Read More >> <p>Centers for Disease Control and Prevention Issues Guidance on Student Foreign Travel</p>

Additional COVID-19 Requirements for New York Higher Education Institutions

September 2, 2020

On August 28, 2020, the New York State Department of Health released supplemental guidance for COVID-19 containment at higher education institutions. In addition to complying with the state’s reopening guidance, all higher education institutions in New York state are required to comply with this supplemental guidance. 

The supplemental guidance provides when, and for how long, an institution must restrict in-person learning and on-campus activities as a result of COVID-19 infection rates. The guidance provides the minimum thresholds that institutions must adhere to, but local health departments and institutions may establish stricter thresholds.

Whenever the lesser of 100 individuals or 5% of the total on-campus population at an institution location tests positive for COVID-19 within a 14-day period, the location must immediately, for a period of at least 14 days: 

  • Deliver all classes remotely;
  • Convert campus dining and food services options to takeout/delivery only; and
  • Suspend in-person athletics, extracurricular programs, and non-essential student activities.

However, an institution, in consultation with the local health department, may conduct certain clinical, laboratory or other in-person activity required to obtain or maintain a professional licensure, or research activity which must be conducted in-person, only if public health and safety can be maintained. 

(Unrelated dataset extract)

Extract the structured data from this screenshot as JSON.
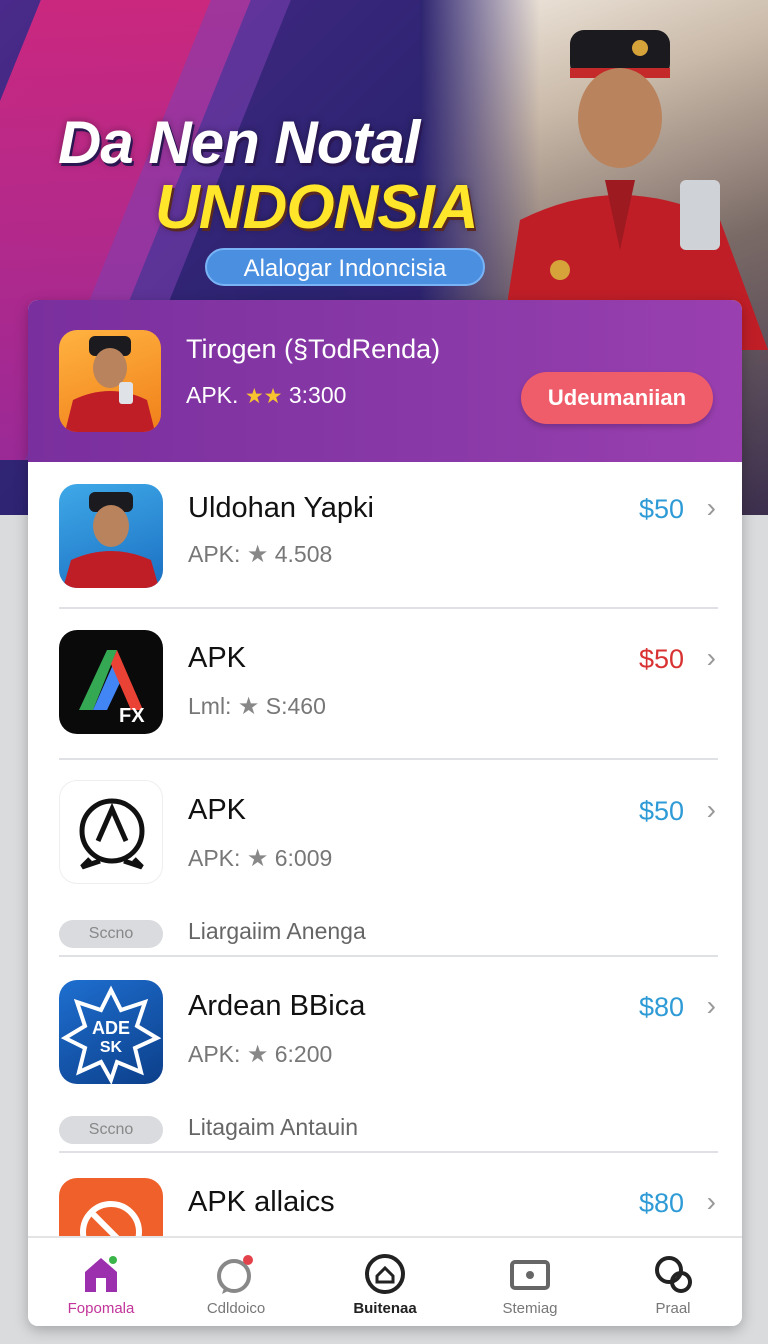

During this two-week period, residential facilities must remain open. Only those students identified as contacts of a positive case are required to quarantine, and only positive cases will be ordered into isolation. If the institution decides to close for the semester or academic year, then the residence halls will be closed. In such instances, institutions may provide limited on-campus housing for students who otherwise lack access to secure housing, if approved by the local health department. 

For purposes of computing the threshold, the total on-campus population includes all students, faculty and staff who are on the campus location. Students, faculty or staff who test positive for COVID-19 prior to arrival on campus, as well as those who test positive while quarantined due to out-of-state travel restrictions prior to participation in on-campus activities are not counted. An institution location refers to a self-contained location or campus of a given institution. 

Even if the institution has fewer than 100 individuals or less than 5% of the total on-campus population who have tested positive for COVID-19 over a 14-day period, local health departments retain the ability to restrict in-person learning as the situation may warrant. Particularly, if the local health department, in consultation with the New York State Department of Health (DOH), finds that at any time a cluster of positive COVID-19 cases exceeds the institution’s ability to contact trace, quarantine or isolate, it can require the institution to transition all in-person learning to remote and limit on-campus activities. 

After 14 days, the local health department will evaluate the institution’s efforts to contain COVID-19 infections. If the local health department, in consultation with the DOH, determines that the institution has effectively contained the spread of COVID-19, then the location will be authorized to reopen for in-person learning. If the institution has not demonstrated it has effectively contained the spread of COVID-19, then the local health department may require a continued suspension of in-person learning. 

If you have any questions about the information presented here, please contact any attorney in Bond’s Higher Education practice or the attorney in the firm with whom you are regularly in contact.